[Task objective]
Reprint every line of the data, keeping each character intact.

[Supplied data]
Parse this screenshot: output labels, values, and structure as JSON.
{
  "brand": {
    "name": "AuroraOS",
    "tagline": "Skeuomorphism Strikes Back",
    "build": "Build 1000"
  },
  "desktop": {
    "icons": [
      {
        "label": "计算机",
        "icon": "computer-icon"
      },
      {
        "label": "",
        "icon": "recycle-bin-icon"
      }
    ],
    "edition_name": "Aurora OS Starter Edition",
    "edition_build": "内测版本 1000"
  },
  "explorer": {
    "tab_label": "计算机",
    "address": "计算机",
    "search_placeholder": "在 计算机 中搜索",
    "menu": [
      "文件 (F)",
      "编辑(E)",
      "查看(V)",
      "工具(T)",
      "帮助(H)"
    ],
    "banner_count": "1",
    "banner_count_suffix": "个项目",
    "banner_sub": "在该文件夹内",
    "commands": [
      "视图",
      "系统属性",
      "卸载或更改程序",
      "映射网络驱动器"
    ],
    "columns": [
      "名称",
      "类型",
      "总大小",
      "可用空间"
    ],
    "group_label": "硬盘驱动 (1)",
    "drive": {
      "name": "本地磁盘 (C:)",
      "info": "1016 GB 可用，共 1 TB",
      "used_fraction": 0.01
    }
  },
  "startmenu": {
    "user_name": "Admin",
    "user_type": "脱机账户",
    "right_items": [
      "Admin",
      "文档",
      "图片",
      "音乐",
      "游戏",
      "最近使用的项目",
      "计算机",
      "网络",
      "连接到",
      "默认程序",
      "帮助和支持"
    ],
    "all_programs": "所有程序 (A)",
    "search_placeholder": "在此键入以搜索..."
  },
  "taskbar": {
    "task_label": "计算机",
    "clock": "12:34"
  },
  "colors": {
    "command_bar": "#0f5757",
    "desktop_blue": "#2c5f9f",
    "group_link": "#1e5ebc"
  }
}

[Result for this exercise]
Parse this screenshot: output labels, values, and structure as JSON.
{
  "brand": {
    "name": "AuroraOS",
    "tagline": "Skeuomorphism Strikes Back",
    "build": "Build 1000"
  },
  "desktop": {
    "icons": [
      {
        "label": "计算机",
        "icon": "computer-icon"
      },
      {
        "label": "",
        "icon": "recycle-bin-icon"
      }
    ],
    "edition_name": "Aurora OS Starter Edition",
    "edition_build": "内测版本 1000"
  },
  "explorer": {
    "tab_label": "计算机",
    "address": "计算机",
    "search_placeholder": "在 计算机 中搜索",
    "menu": [
      "文件 (F)",
      "编辑(E)",
      "查看(V)",
      "工具(T)",
      "帮助(H)"
    ],
    "banner_count": "1",
    "banner_count_suffix": "个项目",
    "banner_sub": "在该文件夹内",
    "commands": [
      "视图",
      "系统属性",
      "卸载或更改程序",
      "映射网络驱动器"
    ],
    "columns": [
      "名称",
      "类型",
      "总大小",
      "可用空间"
    ],
    "group_label": "硬盘驱动 (1)",
    "drive": {
      "name": "本地磁盘 (C:)",
      "info": "1016 GB 可用，共 1 TB",
      "used_fraction": 0.01
    }
  },
  "startmenu": {
    "user_name": "Admin",
    "user_type": "脱机账户",
    "right_items": [
      "Admin",
      "文档",
      "图片",
      "音乐",
      "游戏",
      "最近使用的项目",
      "计算机",
      "网络",
      "连接到",
      "默认程序",
      "帮助和支持"
    ],
    "all_programs": "所有程序 (A)",
    "search_placeholder": "在此键入以搜索..."
  },
  "taskbar": {
    "task_label": "计算机",
    "clock": "12:34"
  },
  "colors": {
    "command_bar": "#0f5757",
    "desktop_blue": "#2c5f9f",
    "group_link": "#1e5ebc"
  }
}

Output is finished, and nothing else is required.